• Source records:

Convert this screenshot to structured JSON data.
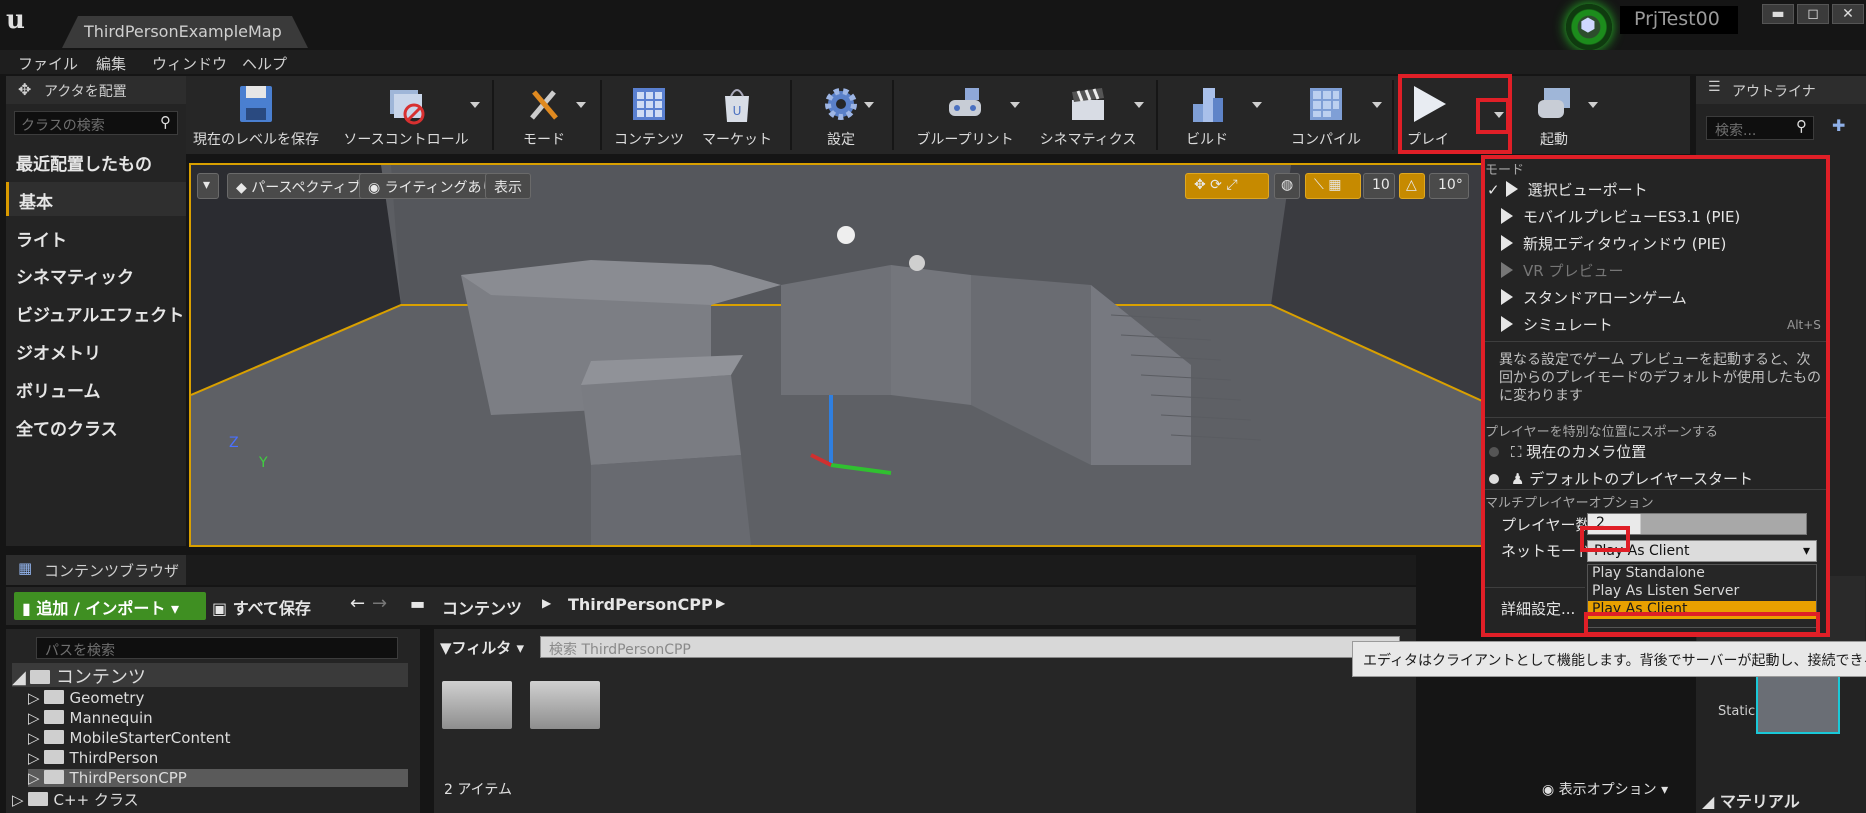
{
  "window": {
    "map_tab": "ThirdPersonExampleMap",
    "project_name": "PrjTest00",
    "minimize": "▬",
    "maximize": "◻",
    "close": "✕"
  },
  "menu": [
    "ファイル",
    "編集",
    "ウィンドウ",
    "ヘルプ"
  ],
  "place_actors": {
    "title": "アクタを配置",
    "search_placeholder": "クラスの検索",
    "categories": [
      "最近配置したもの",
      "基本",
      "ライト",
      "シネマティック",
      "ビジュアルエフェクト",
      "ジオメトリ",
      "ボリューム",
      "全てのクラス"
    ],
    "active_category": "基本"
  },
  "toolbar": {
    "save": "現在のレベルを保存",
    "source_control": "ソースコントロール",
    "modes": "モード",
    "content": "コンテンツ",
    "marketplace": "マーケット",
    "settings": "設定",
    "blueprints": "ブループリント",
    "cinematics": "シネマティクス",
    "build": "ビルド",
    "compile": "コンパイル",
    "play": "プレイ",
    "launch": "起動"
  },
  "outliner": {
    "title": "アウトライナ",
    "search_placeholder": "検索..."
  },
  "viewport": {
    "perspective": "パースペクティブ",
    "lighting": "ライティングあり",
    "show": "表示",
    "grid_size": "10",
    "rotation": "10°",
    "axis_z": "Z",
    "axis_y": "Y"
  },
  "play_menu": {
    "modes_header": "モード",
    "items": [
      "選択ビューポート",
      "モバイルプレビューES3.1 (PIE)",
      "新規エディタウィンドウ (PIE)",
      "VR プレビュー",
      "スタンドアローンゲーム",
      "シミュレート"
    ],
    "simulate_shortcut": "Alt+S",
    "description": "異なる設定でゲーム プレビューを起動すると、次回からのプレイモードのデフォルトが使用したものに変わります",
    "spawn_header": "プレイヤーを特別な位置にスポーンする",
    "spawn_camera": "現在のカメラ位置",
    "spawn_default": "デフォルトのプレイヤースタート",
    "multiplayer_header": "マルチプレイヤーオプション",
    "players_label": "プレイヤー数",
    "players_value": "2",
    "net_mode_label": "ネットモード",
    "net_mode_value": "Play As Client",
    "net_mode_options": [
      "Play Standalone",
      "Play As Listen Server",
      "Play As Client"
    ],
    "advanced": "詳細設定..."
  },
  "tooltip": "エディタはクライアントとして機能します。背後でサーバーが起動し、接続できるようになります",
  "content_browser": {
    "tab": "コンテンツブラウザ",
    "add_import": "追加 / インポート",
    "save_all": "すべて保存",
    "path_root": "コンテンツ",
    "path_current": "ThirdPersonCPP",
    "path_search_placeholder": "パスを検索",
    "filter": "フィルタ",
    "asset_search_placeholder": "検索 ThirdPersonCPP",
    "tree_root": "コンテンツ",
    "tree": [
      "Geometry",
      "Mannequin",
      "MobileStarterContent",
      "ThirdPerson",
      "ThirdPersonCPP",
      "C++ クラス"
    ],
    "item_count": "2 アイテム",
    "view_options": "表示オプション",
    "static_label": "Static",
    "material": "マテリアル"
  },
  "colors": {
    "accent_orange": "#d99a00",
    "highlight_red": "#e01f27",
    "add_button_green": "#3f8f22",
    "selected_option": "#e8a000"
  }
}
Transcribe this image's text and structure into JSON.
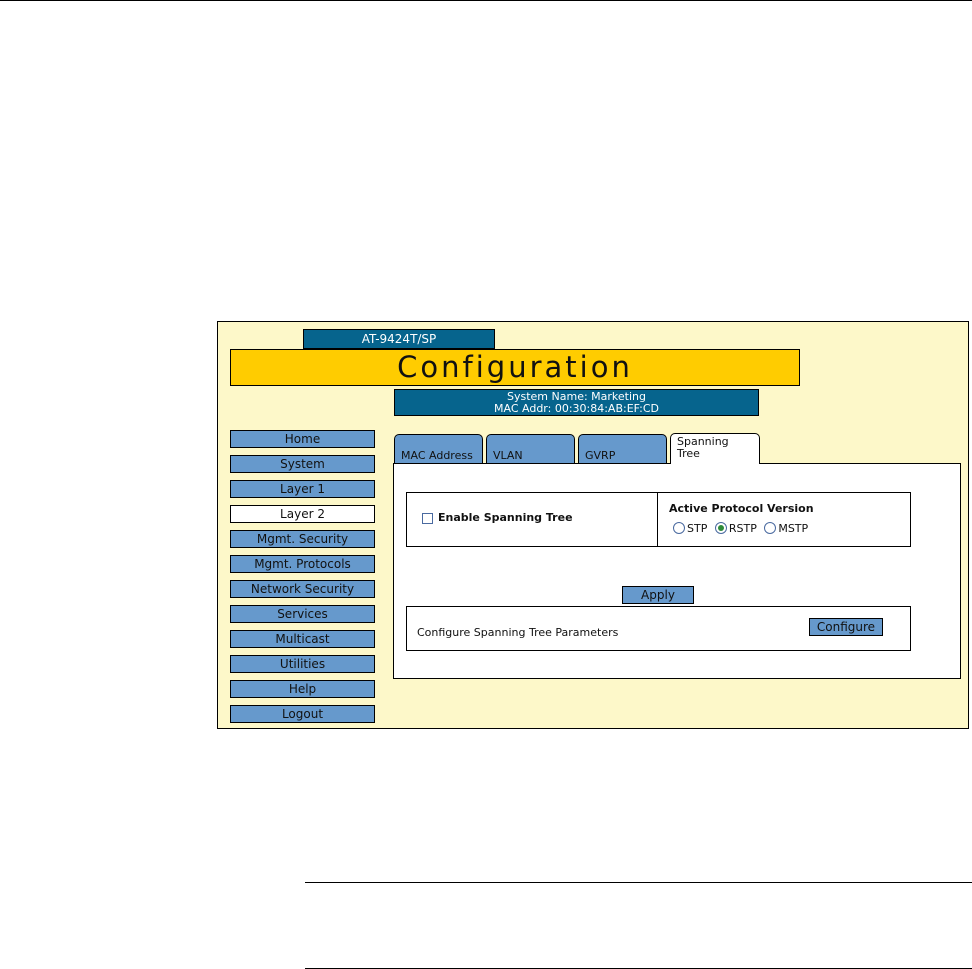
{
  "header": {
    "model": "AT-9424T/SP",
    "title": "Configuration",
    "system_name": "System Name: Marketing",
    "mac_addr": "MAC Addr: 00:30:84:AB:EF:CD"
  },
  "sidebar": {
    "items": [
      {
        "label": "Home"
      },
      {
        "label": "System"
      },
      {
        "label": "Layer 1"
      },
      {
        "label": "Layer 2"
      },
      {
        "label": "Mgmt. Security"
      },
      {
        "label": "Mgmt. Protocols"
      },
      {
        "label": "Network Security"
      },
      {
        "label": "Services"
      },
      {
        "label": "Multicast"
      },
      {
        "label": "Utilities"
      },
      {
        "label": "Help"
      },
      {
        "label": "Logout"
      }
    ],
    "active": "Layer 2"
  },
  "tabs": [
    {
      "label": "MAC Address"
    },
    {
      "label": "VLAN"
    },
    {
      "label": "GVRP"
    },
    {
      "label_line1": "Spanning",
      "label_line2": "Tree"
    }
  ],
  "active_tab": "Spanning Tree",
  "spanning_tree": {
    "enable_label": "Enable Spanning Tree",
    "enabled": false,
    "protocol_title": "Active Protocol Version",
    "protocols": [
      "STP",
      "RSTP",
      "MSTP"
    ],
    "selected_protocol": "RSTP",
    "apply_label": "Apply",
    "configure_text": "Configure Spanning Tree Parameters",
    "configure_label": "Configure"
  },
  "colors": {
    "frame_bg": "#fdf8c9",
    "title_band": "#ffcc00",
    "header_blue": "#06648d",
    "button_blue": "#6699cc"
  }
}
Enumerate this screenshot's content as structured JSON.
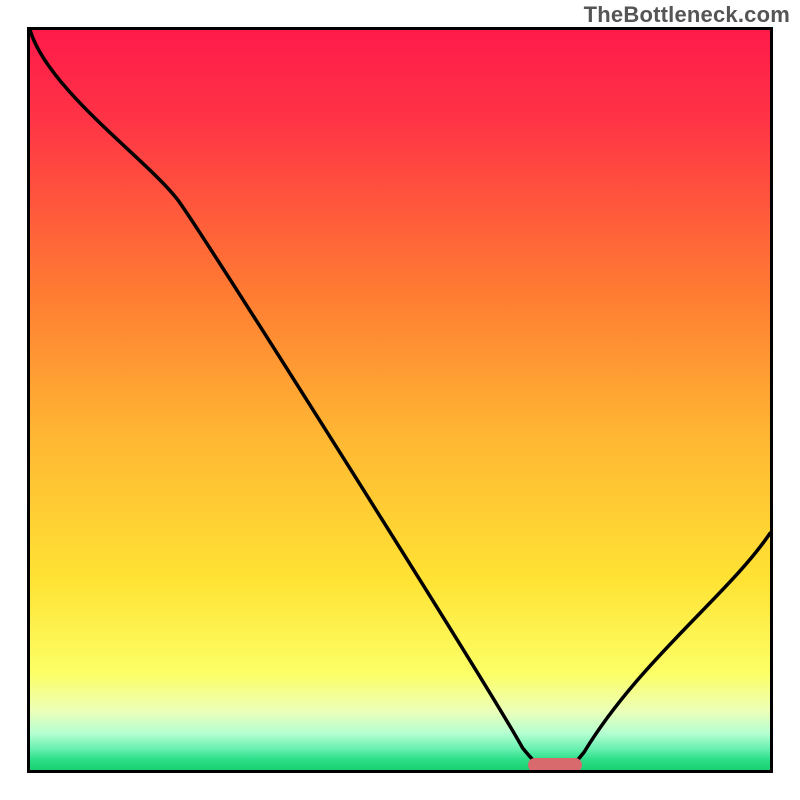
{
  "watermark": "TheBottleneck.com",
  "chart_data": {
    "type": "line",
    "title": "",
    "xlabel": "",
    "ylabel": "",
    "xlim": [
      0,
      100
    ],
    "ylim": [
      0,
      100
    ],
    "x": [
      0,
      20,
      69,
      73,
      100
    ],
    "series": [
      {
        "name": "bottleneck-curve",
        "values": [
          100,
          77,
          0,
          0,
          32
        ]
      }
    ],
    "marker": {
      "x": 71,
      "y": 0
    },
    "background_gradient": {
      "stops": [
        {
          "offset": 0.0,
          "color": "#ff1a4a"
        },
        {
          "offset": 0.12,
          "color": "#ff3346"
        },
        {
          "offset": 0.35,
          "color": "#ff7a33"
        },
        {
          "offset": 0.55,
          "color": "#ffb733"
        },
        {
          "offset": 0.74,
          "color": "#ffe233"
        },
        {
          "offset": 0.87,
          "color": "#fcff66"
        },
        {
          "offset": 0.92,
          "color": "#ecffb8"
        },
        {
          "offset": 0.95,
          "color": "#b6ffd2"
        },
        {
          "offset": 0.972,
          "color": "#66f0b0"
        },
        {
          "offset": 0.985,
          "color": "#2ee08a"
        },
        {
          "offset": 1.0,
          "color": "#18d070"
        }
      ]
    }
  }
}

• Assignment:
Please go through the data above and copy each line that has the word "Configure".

• Exercise output:
    "configure_text": "Configure Spanning Tree Parameters",
    "configure_label": "Configure"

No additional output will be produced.